Switzerland and Thailand, BSc (Hons) Psychology
One of the main things I’ve enjoyed is all the opportunities that have come with the Psychology course and with Oxford Brookes.
Tina Geiser - Switzerland and Thailand, BSc (Hons) Psychology
Why did you choose the UK?
Mental health in Thailand is a lot different to how people deal with mental health in the UK. As my idea of Psychology is very western based, it was between studying in Canada, America and England. As I am an EU resident I knew I could work here in the UK and it was more convenient and closer to family who were in Germany.
Would you recommend your course?
Yeah, of course. Predominantly because of the course outline which really excited me. You should feel excited, you should look forward to doing it. The course is so dynamic and you can cater it to how you want your experience to be. If you’re interested in Developmental Psychology, you can go into Developmental Psychology. You can pick and choose courses for your third year that are specific to that area of Psychology. I think the freedom you have is definitely one of the biggest reasons why I’d suggest this course to other people.
How does the teaching style differ from what you have had in the past?

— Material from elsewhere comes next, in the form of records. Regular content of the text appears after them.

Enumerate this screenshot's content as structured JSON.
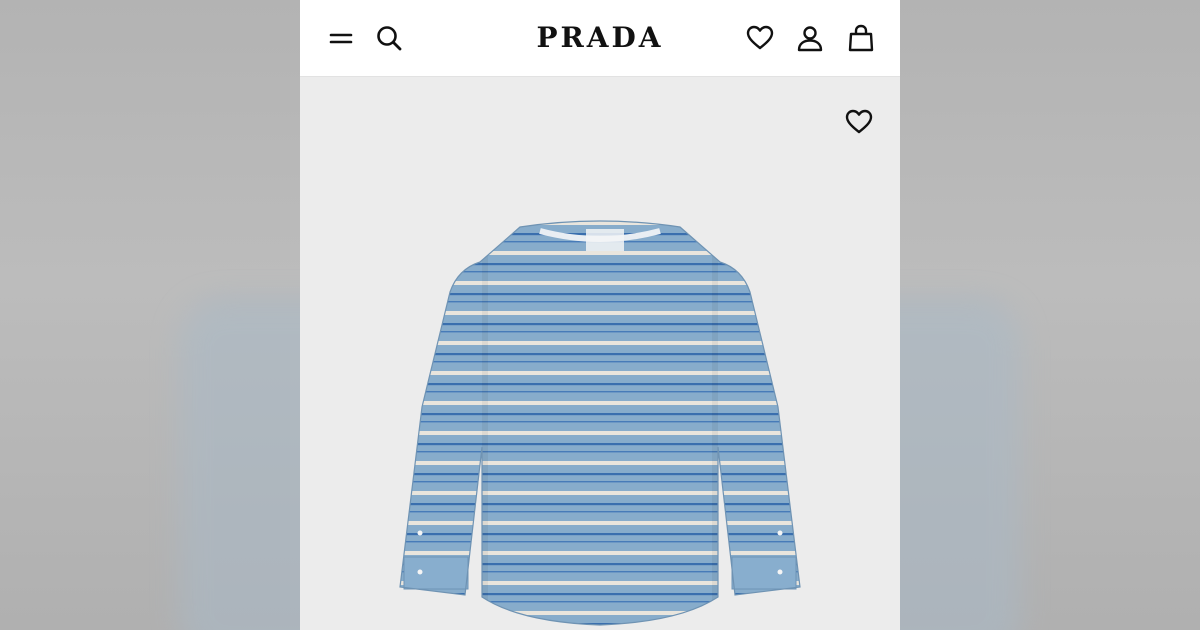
{
  "brand": {
    "logo_text": "PRADA"
  },
  "header": {
    "menu_icon": "menu-icon",
    "search_icon": "search-icon",
    "wishlist_icon": "heart-icon",
    "account_icon": "user-icon",
    "bag_icon": "shopping-bag-icon"
  },
  "product": {
    "image": "striped-shirt",
    "image_description_colors": {
      "base": "#8fb6d6",
      "stripe_white": "#f4f1ea",
      "stripe_blue": "#3f76b8"
    },
    "wishlist_icon": "heart-icon"
  },
  "colors": {
    "header_bg": "#ffffff",
    "page_bg": "#ececec",
    "side_bg": "#b9b9b9",
    "icon": "#111111"
  }
}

I previously did the International Baccalaureate. For anyone that has done IB when they come to university will be quite familiar with the pressure you’ll face with coursework and exams. However in terms of teaching style, it is a lot different. Tutorials are in super small groups and then you’ll have seminars which are a little bigger. Sometimes it is really hands on and sometimes you’ll just sit and write notes. You’re responsible for your own learning completely, rather than being prompted to do something in the classroom.
Which of the university’s facilities have you found the most useful?
It’s between the library and the computer room in the Gibbs building, because those places are both really great study spaces. In the library you have red, amber and green zones, from where people are not allowed to speak at all to where people can collaborate as much as they want. There are so many computers, books, textbooks, journals and databases you can use. I really enjoy the facilities in Gibbs with the computer room specifically for Psychology students, so I can just go there if the library is too full.
Do you have any tips for future international students coming here?
Get involved with societies and get involved with any voluntary opportunities. Put yourself out there, speak to random people, because everyone is in the same boat. Also, decorate your room. Find places you like to eat that remind you of home and speak to people with the same sort of cultural background. I think that’s a good way to settle in, because you’ll realise that you’re not that far away from home.